BigData (and Hadoop) are buzzword and growth areas of computing; this article
will distill the concepts into easy-to-understand terms.
As the name implies, BigData is literally "big data" or "lots of data" that
needs to be processed. Lets take a simple example: the city council of San
Francisco is required to take a census of its population - literally how many
people live at each address. There are city employees who are employed to
count the residents. The city of Los Angeles has a similar requirement.
Consider are two methods to accomplish this task:
1. Request all the San Francisco residents to line up at City Hall and be
prcessed by the city employees. Of course, this is very cumbersome and time
consuming because the people are brought to the city hall and processed one
by one - in scientific terms the data are transfered to the processing node.
The people have ... (more)
In this posting, I summarize my prior three posts on the three cloud
computing offerings: Infrastructure as a Service (IaaS), Platform as a
Service (PaaS) and Software as a Service (SaaS).
I concentrate how the three offerings differ with respect to flexibility,
maintenance and portability. One of the greatest challenges companies face
when moving to the cloud is security. Thus I will devote an entire blog post
in the future, to security concerns.
How much flexibility do you have with each offering? What can you change or
modify within each cloud offering to suit you... (more)
In his 90 minute keynote address at the AWS re:Invent conference, Andy Jassy
quite unabashedly gave these reasons for using AWS versus a private cloud,
(at the 32 minute mark) :
So public cloud adoption should be a no-brainer, right? Oh wait, but Andy
omitted security in the public cloud - how can I trust that my customers'
sensitive data is secure in the public cloud?
Been there, heard that before.
I agree, the message wears thin that enterprise businesses are apprehensive
to store sensitive customer data in the public cloud, and thus hesitant to
adopt the cloud at all. (By th... (more)
I previously wrote a review of the Microsoft Azure public cloud and
included a comparison between Azure and AWS (Amazon Web Services) and will
now compare OpenStack and VMware vCloud. For a review of IaaS (Infrastructure
as a Service) see my blog post and video.
This table provides a simple and high level comparison of OpenStack and
Feature OpenStack VMware vCloud Virtualization layer Type 2 virtualization -
Libvirt layered on top of Linux. Supports various hypervisors: XEN, KVM,

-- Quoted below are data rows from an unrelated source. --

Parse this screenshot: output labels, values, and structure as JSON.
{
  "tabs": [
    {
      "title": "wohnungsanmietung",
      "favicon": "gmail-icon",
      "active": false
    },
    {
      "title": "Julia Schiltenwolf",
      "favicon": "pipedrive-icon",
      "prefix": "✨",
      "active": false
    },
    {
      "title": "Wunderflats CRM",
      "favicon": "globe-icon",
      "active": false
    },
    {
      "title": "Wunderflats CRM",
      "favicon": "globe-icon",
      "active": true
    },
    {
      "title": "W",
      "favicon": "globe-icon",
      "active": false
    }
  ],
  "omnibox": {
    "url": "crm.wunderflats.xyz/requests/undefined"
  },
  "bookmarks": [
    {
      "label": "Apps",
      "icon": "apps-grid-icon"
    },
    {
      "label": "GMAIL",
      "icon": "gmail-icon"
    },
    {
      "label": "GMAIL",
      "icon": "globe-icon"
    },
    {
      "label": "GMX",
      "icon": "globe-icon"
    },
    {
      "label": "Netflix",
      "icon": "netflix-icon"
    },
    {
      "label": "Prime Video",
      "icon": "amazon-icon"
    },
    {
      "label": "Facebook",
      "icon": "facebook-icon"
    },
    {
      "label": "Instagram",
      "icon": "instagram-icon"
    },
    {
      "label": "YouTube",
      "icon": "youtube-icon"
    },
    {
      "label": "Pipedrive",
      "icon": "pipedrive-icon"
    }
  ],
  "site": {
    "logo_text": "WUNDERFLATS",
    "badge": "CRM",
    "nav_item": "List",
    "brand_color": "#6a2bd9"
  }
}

HyperV... Type 1 virtualization - bare metal; vSphere hypervisor only.
Management Open API... (more)
In prior blog posts, I described Infrastructure as a Service (IaaS) and
Platform as a Service (PaaS).
If I use IaaS I get servers onto which I can load software and applications
which I then maintain, though I don't need to maintain the hardware. I can
customize the applications and software running on the servers, at will. If I
use PaaS, I get a platform of ready to use web servers, application servers,
databases etc. I write my own software application and host it at the PaaS
provider. I maintain the software I write, but not the application servers,
databases or ha... (more)